In Swarm, up to four players face off against wave after wave of A.I.-controlled enemies, working to keep them from planting and detonating a bomb at the center of your base. The idea is to hold off enemy forces for 15 minutes, though the onslaught occasionally abates thanks to enemy-clearing airstrikes which come in every five minutes. Having access to your full range of tools makes this mode quite enjoyable, since the four-player limit is easily bulked up with the addition of a couple minigun and rocket turrets. Be sure to get a supply depot too; you’ll need to keep that stuff repaired if you want it to be helpful for the full 15 minutes.
The Nuts & Bolts
While the scope of the content on offer is considerable even for a $60 game, let alone a $15 one, there are some notable shortfalls. The A.I., as was already mentioned, tends to do everything that a trained soldier would never, ever do. Not so much an issue in Conquest, but Swarm depends on its A.I. to keep the challenge up.
More noticeable are the visuals. Section 8: Prejudice is not a pretty game. It tries, but you can see where corners were cut to keep this puppy affordable. The environmental textures are lacking in detail, the character models are clunky and awkward, and the game world as a whole feels like a cheap Halo knockoff. It’s a perfectly acceptable drawback, given what you’re getting in the bargain, but it’s something to be aware of going in, for sure.
The War Is Over
When all is said and done, Prejudice is rough-edged gem that manages to not disappoint as long as you’re not expecting too much. Whether or not it will ultimately catch on is another question entirely; cheap tends to not be the answer with online shooters. Players like great ideas, and Prejudice is full of them. But they like polish and balance even more, and this just can’t hold up against competitors over the course of long-term play.

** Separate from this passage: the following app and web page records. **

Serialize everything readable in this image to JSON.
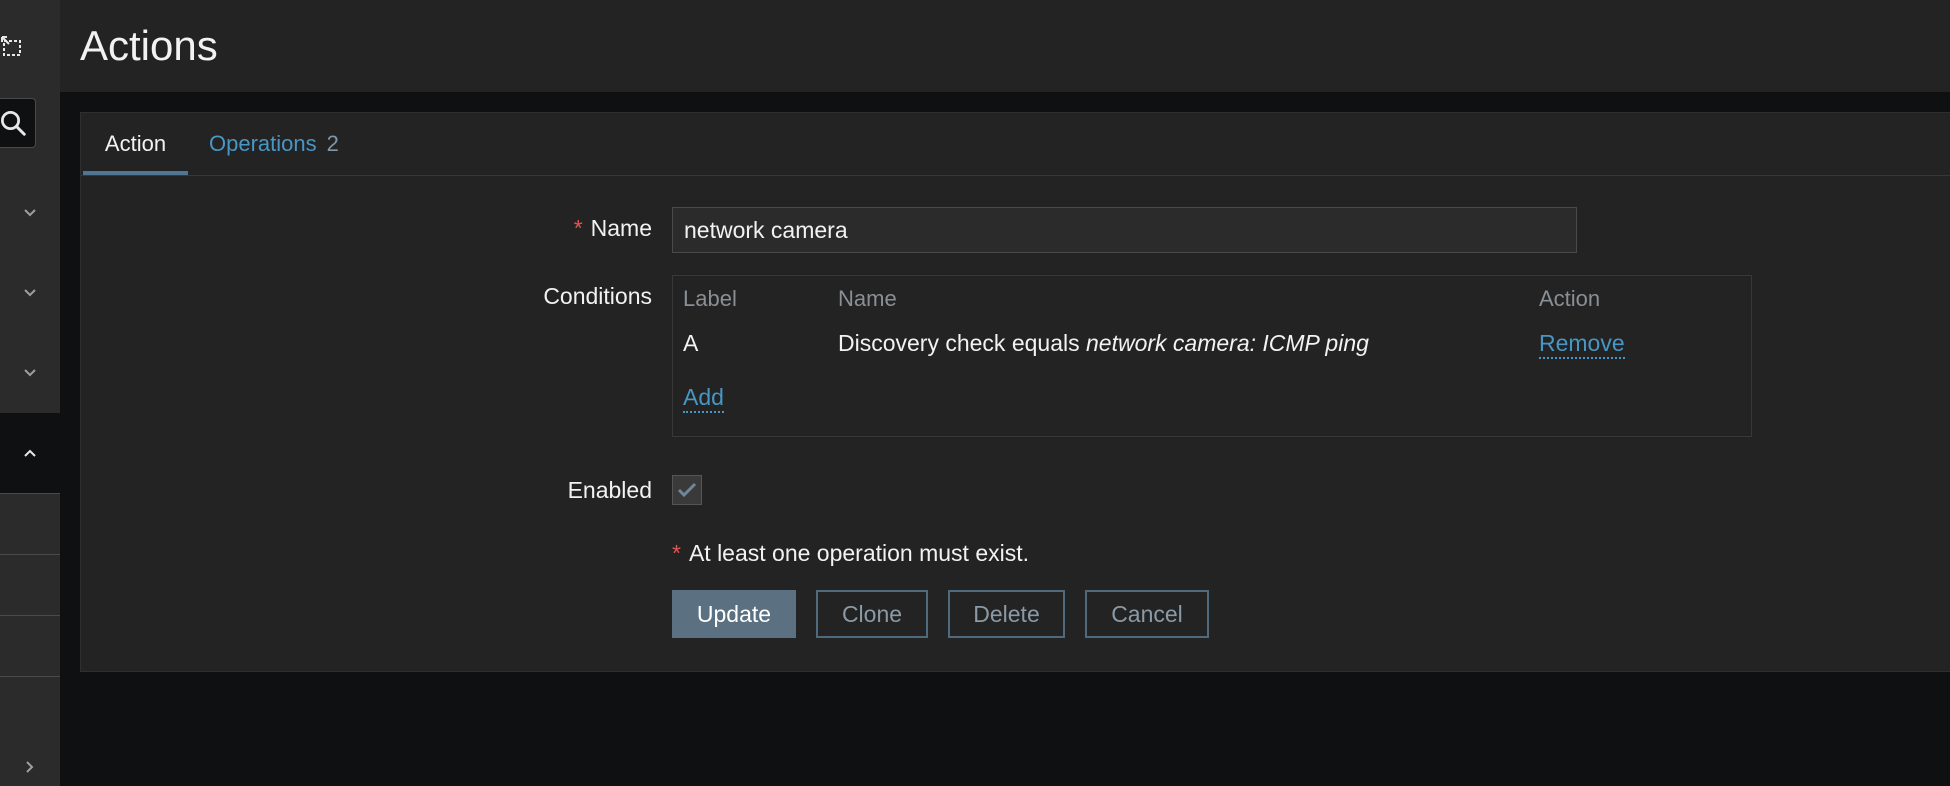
{
  "sidebar": {
    "collapse_icon": "collapse-icon",
    "search_icon": "search-icon",
    "expand_icon": "chevron-right-icon"
  },
  "header": {
    "title": "Actions"
  },
  "tabs": [
    {
      "label": "Action",
      "active": true
    },
    {
      "label": "Operations",
      "count": "2",
      "active": false
    }
  ],
  "form": {
    "name_label": "Name",
    "required_mark": "*",
    "name_value": "network camera",
    "conditions_label": "Conditions",
    "conditions_table": {
      "headers": [
        "Label",
        "Name",
        "Action"
      ],
      "rows": [
        {
          "label": "A",
          "name_prefix": "Discovery check equals",
          "name_value": "network camera: ICMP ping",
          "action": "Remove"
        }
      ],
      "add_label": "Add"
    },
    "enabled_label": "Enabled",
    "enabled": true,
    "note": "At least one operation must exist."
  },
  "buttons": {
    "update": "Update",
    "clone": "Clone",
    "delete": "Delete",
    "cancel": "Cancel"
  },
  "colors": {
    "accent": "#4796c4",
    "required": "#e2564f",
    "primary_button": "#5b7182"
  }
}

TimeGate intends to support the release with future DLC modes – there’s a “Coming Soon” option listed on the main menu – but they’d be better off finding themselves a publisher willing to fork over a AAA budget. There is great talent at this studio, and serious potential for a truly memorable multiplayer experience. Section 8: Prejudice isn’t it, but it makes the strongest case it possibly can.